Blue Angels.jpg
U.S. Navy Blue Angels
The U.S. Navy Blue Angels fly in the Pensacola Beach Air Show last weekend. The popular event brings a large number of tourists, and locals, each year.

Higher prices for fuel — and for most everything else — do not appear to be deterring those coming to the Gulf Coast for vacation, either by land or by air.

Visitation numbers are holding steady this year compared to 2021, which was the best year on record, according to Visit Pensacola, the city’s tourism arm. President and CEO Darien Schaefer says that's not too shabby for a “drive-to” destination.

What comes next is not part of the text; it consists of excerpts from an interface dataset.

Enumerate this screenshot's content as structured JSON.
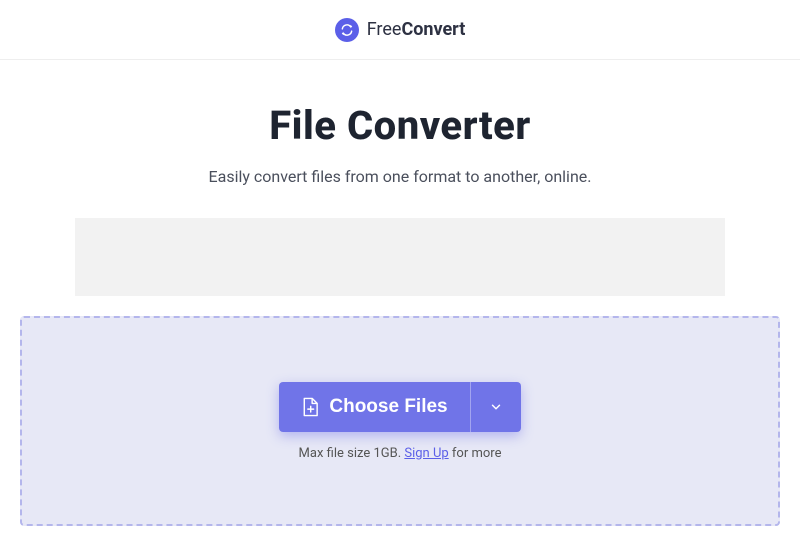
{
  "header": {
    "logo_prefix": "Free",
    "logo_suffix": "Convert"
  },
  "hero": {
    "title": "File Converter",
    "subtitle": "Easily convert files from one format to another, online."
  },
  "dropzone": {
    "button_label": "Choose Files",
    "info_prefix": "Max file size 1GB. ",
    "signup_label": "Sign Up",
    "info_suffix": " for more"
  }
}
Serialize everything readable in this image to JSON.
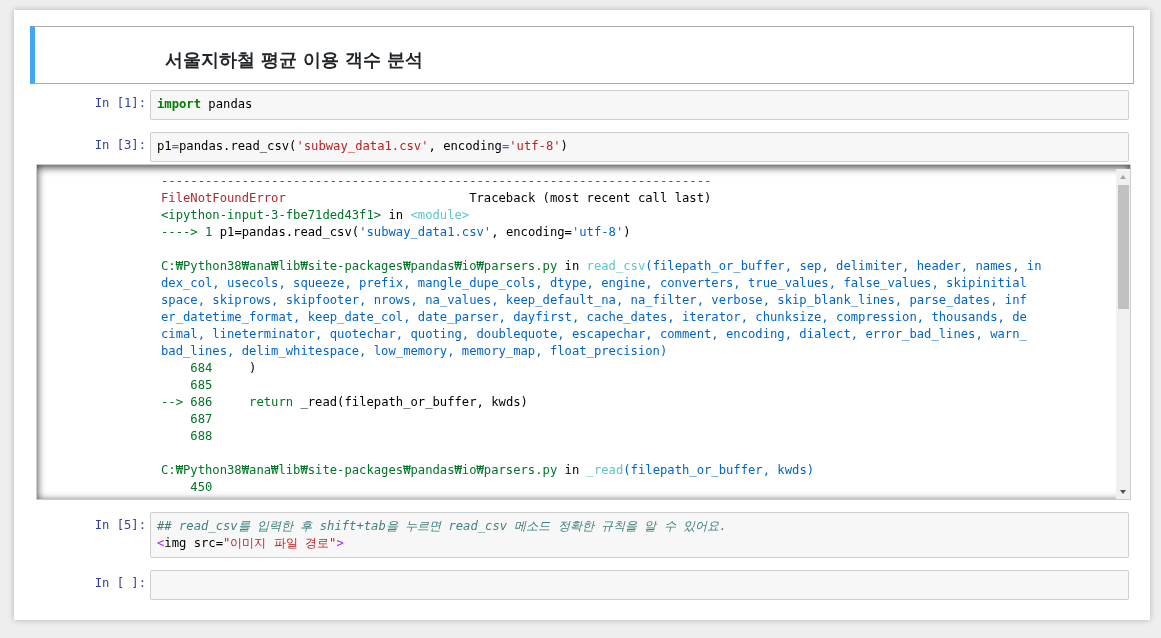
{
  "cells": [
    {
      "kind": "markdown",
      "selected": true,
      "heading": "서울지하철 평균 이용 객수 분석"
    },
    {
      "kind": "code",
      "selected": false,
      "prompt": "In [1]:",
      "lines": [
        [
          {
            "t": "import",
            "kind": "keyword"
          },
          {
            "t": " pandas",
            "kind": "plain"
          }
        ]
      ]
    },
    {
      "kind": "code",
      "selected": false,
      "prompt": "In [3]:",
      "lines": [
        [
          {
            "t": "p1",
            "kind": "plain"
          },
          {
            "t": "=",
            "kind": "op"
          },
          {
            "t": "pandas.read_csv(",
            "kind": "plain"
          },
          {
            "t": "'subway_data1.csv'",
            "kind": "str"
          },
          {
            "t": ", encoding",
            "kind": "plain"
          },
          {
            "t": "=",
            "kind": "op"
          },
          {
            "t": "'utf-8'",
            "kind": "str"
          },
          {
            "t": ")",
            "kind": "plain"
          }
        ]
      ],
      "output": [
        {
          "spans": [
            {
              "t": "---------------------------------------------------------------------------",
              "kind": "red"
            }
          ]
        },
        {
          "spans": [
            {
              "t": "FileNotFoundError",
              "kind": "red"
            },
            {
              "t": "                         Traceback (most recent call last)",
              "kind": "plain"
            }
          ]
        },
        {
          "spans": [
            {
              "t": "<ipython-input-3-fbe71ded43f1>",
              "kind": "green"
            },
            {
              "t": " in ",
              "kind": "plain"
            },
            {
              "t": "<module>",
              "kind": "cyan"
            }
          ]
        },
        {
          "spans": [
            {
              "t": "----> 1 ",
              "kind": "green"
            },
            {
              "t": "p1=pandas.read_csv(",
              "kind": "plain"
            },
            {
              "t": "'subway_data1.csv'",
              "kind": "blue"
            },
            {
              "t": ", encoding=",
              "kind": "plain"
            },
            {
              "t": "'utf-8'",
              "kind": "blue"
            },
            {
              "t": ")",
              "kind": "plain"
            }
          ]
        },
        {
          "spaced": true,
          "spans": [
            {
              "t": "C:₩Python38₩ana₩lib₩site-packages₩pandas₩io₩parsers.py",
              "kind": "green"
            },
            {
              "t": " in ",
              "kind": "plain"
            },
            {
              "t": "read_csv",
              "kind": "cyan"
            },
            {
              "t": "(filepath_or_buffer, sep, delimiter, header, names, in",
              "kind": "blue"
            }
          ]
        },
        {
          "spans": [
            {
              "t": "dex_col, usecols, squeeze, prefix, mangle_dupe_cols, dtype, engine, converters, true_values, false_values, skipinitial",
              "kind": "blue"
            }
          ]
        },
        {
          "spans": [
            {
              "t": "space, skiprows, skipfooter, nrows, na_values, keep_default_na, na_filter, verbose, skip_blank_lines, parse_dates, inf",
              "kind": "blue"
            }
          ]
        },
        {
          "spans": [
            {
              "t": "er_datetime_format, keep_date_col, date_parser, dayfirst, cache_dates, iterator, chunksize, compression, thousands, de",
              "kind": "blue"
            }
          ]
        },
        {
          "spans": [
            {
              "t": "cimal, lineterminator, quotechar, quoting, doublequote, escapechar, comment, encoding, dialect, error_bad_lines, warn_",
              "kind": "blue"
            }
          ]
        },
        {
          "spans": [
            {
              "t": "bad_lines, delim_whitespace, low_memory, memory_map, float_precision)",
              "kind": "blue"
            }
          ]
        },
        {
          "spans": [
            {
              "t": "    684",
              "kind": "lineno"
            },
            {
              "t": "     )",
              "kind": "plain"
            }
          ]
        },
        {
          "spans": [
            {
              "t": "    685",
              "kind": "lineno"
            }
          ]
        },
        {
          "spans": [
            {
              "t": "--> 686",
              "kind": "green"
            },
            {
              "t": "     return",
              "kind": "green"
            },
            {
              "t": " _read(filepath_or_buffer, kwds)",
              "kind": "plain"
            }
          ]
        },
        {
          "spans": [
            {
              "t": "    687",
              "kind": "lineno"
            }
          ]
        },
        {
          "spans": [
            {
              "t": "    688",
              "kind": "lineno"
            }
          ]
        },
        {
          "spaced": true,
          "spans": [
            {
              "t": "C:₩Python38₩ana₩lib₩site-packages₩pandas₩io₩parsers.py",
              "kind": "green"
            },
            {
              "t": " in ",
              "kind": "plain"
            },
            {
              "t": "_read",
              "kind": "cyan"
            },
            {
              "t": "(filepath_or_buffer, kwds)",
              "kind": "blue"
            }
          ]
        },
        {
          "spans": [
            {
              "t": "    450",
              "kind": "lineno"
            }
          ]
        }
      ]
    },
    {
      "kind": "code",
      "selected": false,
      "prompt": "In [5]:",
      "lines": [
        [
          {
            "t": "## read_csv를 입력한 후 shift+tab을 누르면 read_csv 메소드 정확한 규칙을 알 수 있어요.",
            "kind": "comment"
          }
        ],
        [
          {
            "t": "<",
            "kind": "op"
          },
          {
            "t": "img src=",
            "kind": "plain"
          },
          {
            "t": "\"이미지 파일 경로\"",
            "kind": "str"
          },
          {
            "t": ">",
            "kind": "op"
          }
        ]
      ]
    },
    {
      "kind": "code",
      "selected": false,
      "prompt": "In [ ]:"
    }
  ]
}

“Our drive distance has generally been 350 miles, but the last couple of years it’s actually expanded to 500 miles,” said Schaefer. “And so, knowing that all those prices are higher, we may see fewer trips that somebody may normally take in a year. But when they take that trip, they might extend it a day or two longer than they normally would.”

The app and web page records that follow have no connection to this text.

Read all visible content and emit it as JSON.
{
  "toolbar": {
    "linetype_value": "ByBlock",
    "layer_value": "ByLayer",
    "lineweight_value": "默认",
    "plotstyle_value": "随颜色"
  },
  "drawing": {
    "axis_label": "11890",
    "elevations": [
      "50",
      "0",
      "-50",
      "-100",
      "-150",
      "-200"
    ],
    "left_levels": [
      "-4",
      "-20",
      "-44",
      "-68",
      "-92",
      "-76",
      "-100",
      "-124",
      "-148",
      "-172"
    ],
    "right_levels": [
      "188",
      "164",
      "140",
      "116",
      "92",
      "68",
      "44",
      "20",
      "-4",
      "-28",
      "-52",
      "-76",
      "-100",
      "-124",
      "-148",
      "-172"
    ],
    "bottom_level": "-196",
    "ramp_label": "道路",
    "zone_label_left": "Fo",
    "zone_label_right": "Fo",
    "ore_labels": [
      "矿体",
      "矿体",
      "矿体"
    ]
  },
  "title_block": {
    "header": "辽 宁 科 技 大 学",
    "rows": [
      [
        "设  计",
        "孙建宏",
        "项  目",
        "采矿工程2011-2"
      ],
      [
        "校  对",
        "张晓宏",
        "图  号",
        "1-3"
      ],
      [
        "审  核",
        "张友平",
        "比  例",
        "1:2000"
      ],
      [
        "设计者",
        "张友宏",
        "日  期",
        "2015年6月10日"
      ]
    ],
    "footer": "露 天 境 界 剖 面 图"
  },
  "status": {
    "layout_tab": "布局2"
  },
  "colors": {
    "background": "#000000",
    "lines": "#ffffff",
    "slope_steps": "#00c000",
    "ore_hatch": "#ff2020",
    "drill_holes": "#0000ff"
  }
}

A number of vacationers, it’s safe to say, are looking at how to stretch that tourist dollar. Schaefer says there are options.

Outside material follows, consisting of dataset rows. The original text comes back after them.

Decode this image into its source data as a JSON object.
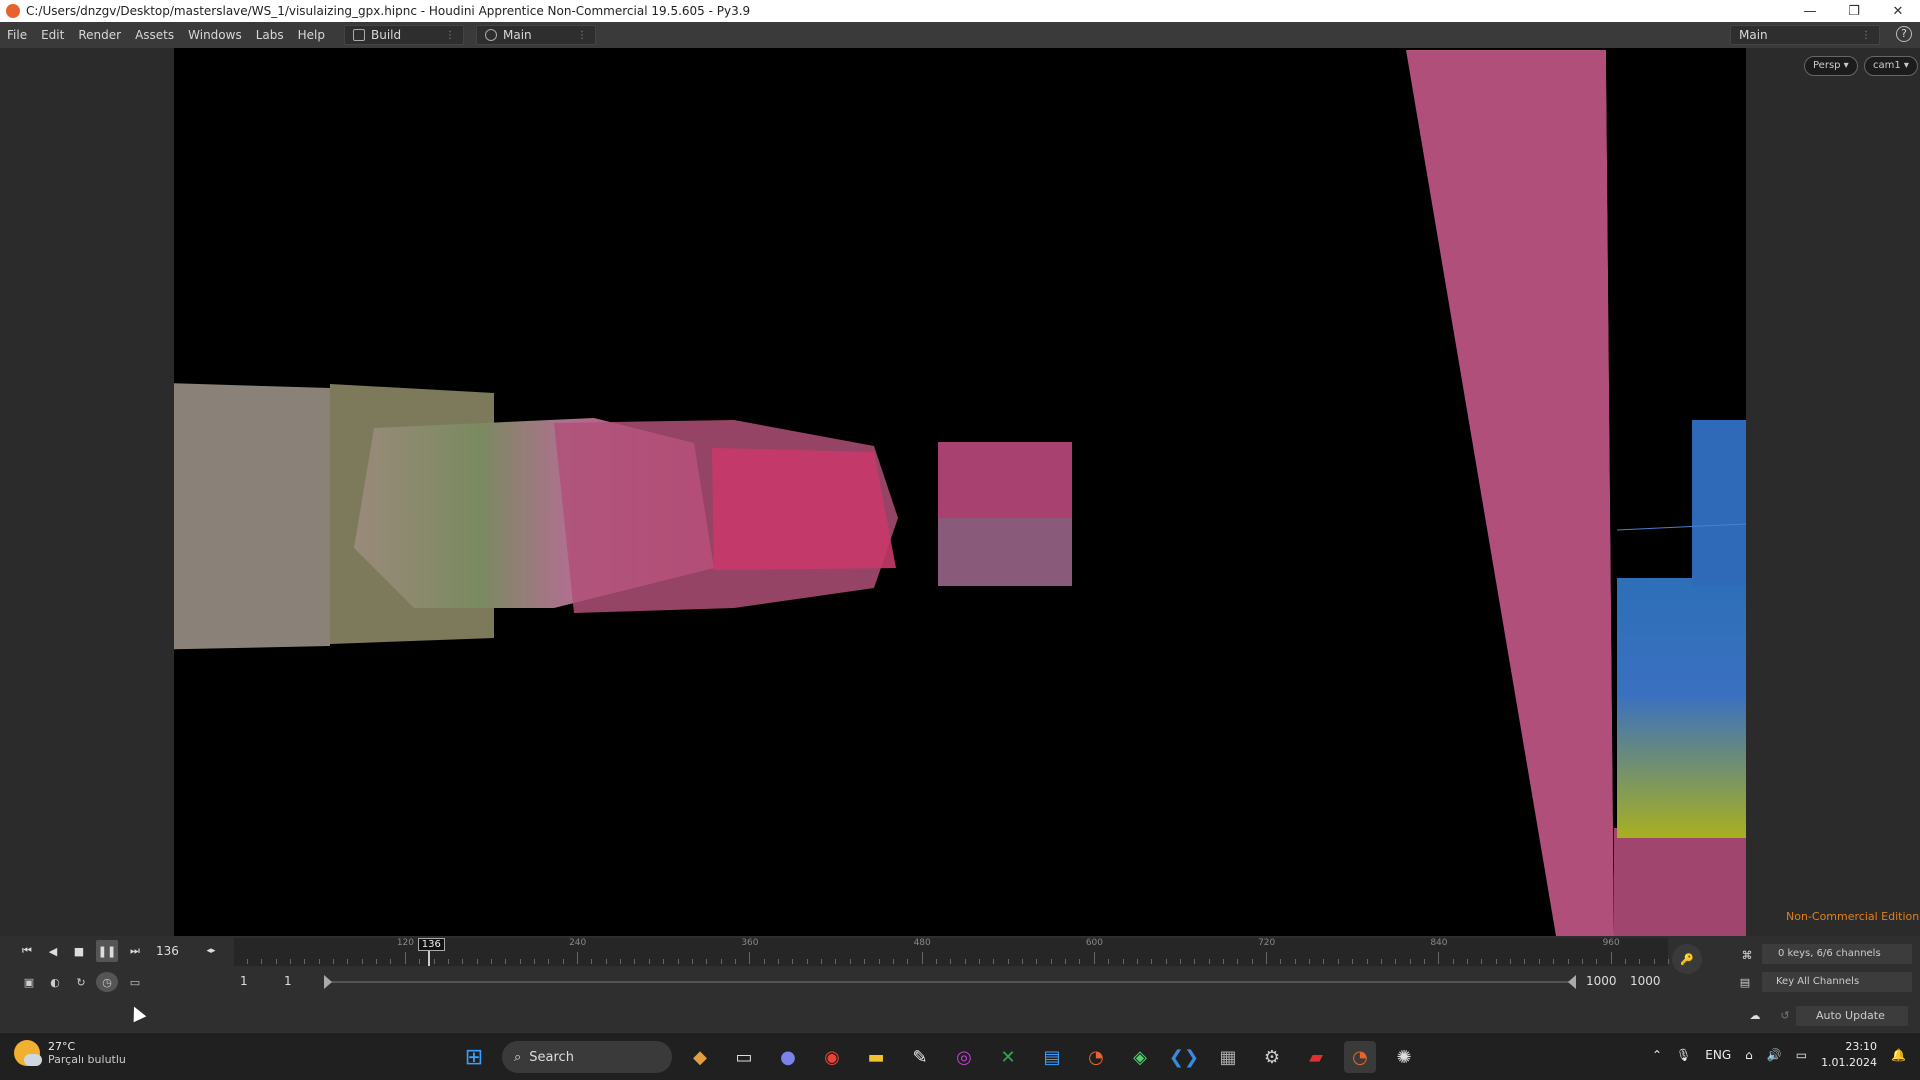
{
  "window": {
    "title": "C:/Users/dnzgv/Desktop/masterslave/WS_1/visulaizing_gpx.hipnc - Houdini Apprentice Non-Commercial 19.5.605 - Py3.9",
    "minimize": "—",
    "restore": "❐",
    "close": "✕"
  },
  "menu": {
    "items": [
      "File",
      "Edit",
      "Render",
      "Assets",
      "Windows",
      "Labs",
      "Help"
    ],
    "desktop_build": "Build",
    "desktop_main": "Main",
    "right_desktop": "Main",
    "help_icon": "?"
  },
  "viewport": {
    "persp": "Persp ▾",
    "cam": "cam1 ▾",
    "edition": "Non-Commercial Edition"
  },
  "playbar": {
    "current_frame": "136",
    "playhead_label": "136",
    "ticks": [
      {
        "frame": 120,
        "label": "120"
      },
      {
        "frame": 240,
        "label": "240"
      },
      {
        "frame": 360,
        "label": "360"
      },
      {
        "frame": 480,
        "label": "480"
      },
      {
        "frame": 600,
        "label": "600"
      },
      {
        "frame": 720,
        "label": "720"
      },
      {
        "frame": 840,
        "label": "840"
      },
      {
        "frame": 960,
        "label": "960"
      }
    ],
    "range_start_a": "1",
    "range_start_b": "1",
    "range_end_a": "1000",
    "range_end_b": "1000",
    "keys_info": "0 keys, 6/6 channels",
    "key_all": "Key All Channels",
    "auto_update": "Auto Update"
  },
  "taskbar": {
    "weather_temp": "27°C",
    "weather_desc": "Parçalı bulutlu",
    "search": "Search",
    "lang": "ENG",
    "time": "23:10",
    "date": "1.01.2024"
  }
}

“Our primary draw — the beaches — is a primary example of a way to spend a day — and can do it very affordably,” he said. “On a tank of gas you’re going to see people paying $30-$50 more one way; it’s an increase but it’s probably not enough to prevent people from getting out and enjoying life.”

Those on the road in Florida are getting a break. The state average has now declined for four consecutive weeks, a total of 47 cents per gallon as of July 11, according to Triple-A South. That includes a 15-cent drop last week, to $4.42 per gallon. It’s expected to drop to below $4.30 later in the week.

Some of the major local attractions have been — and likely will be again — those aboard Naval Air Station Pensacola, if, and when, it reopens to the public.

“The Naval Aviation Museum, Lighthouse, or Barrancas Cemetery — all know that they have our support, and hope that the waiver will be put back into place and access will be reopened,” Schaefer said. “Because it’s an amazing attraction and one that we get asked about all the time.”

The base reopened to visitors for one Saturday last month, welcoming nearly 3,000 visitors. But NAS commander Capt. Tim Shashaty, says that was unrelated to any permanent opening.

The base has been closed to most of the public since the terrorist attack in December 2019. One issue to be resolved before any reopening is a set timeline.

“We have to go through the whole process of requesting a waiver again; and when you go through that process, there’s a lot of questions that are being asked,” Shashaty. “How do you do this? What about that? It just takes time to go through that process.”

Up to now, the conversation has centered on drive-to; but air travelers to and from Pensacola International Airport seem to be holding steady, according to Airport Director Matt Coughlin.

“Last year, we exceeded 2.1 million total passengers, which was a record for us — that’s the latest,” said Coughlin. “This year so far we’re up about 10% over last year. But, recently we’ve seen a leveling off.”

The rising cost of aviation fuel is just the tip of the iceberg of challenges for the airline industry. Another is keeping cockpits and cabins occupied. And the airlines appear to have brought that upon themselves through pandemic-based personnel cuts.

“And that included aircrew, pilots; and resulted in early retirements, incentives to leave,” said Coughlin. “So when traffic comes back, they try to revamp and try to get to the pre-pandemic numbers is very difficult. There's long lead times for training, and to get that workforce back in place can be difficult.”

One mode of transportation that seems to be lost in the shuffle is the train. Talks have started — and stopped — over the years about returning Pensacola to Amtrak’s routes.

Florida welcomed 36 million total visitors between January and March of this year, according to Visit Florida, the state’s tourism agency. That’s the third consecutive quarter that overall visitation has surpassed pre-pandemic levels.

Dave came to WUWF in September, 2002, after 14 years as News Director at the Alabama Radio Network in Montgomery, Mobile and Birmingham and a total of 27 years in commercial radio. He's also served as Alabama Bureau Chief for United Press International, and a stringer for the Birmingham Post-Herald.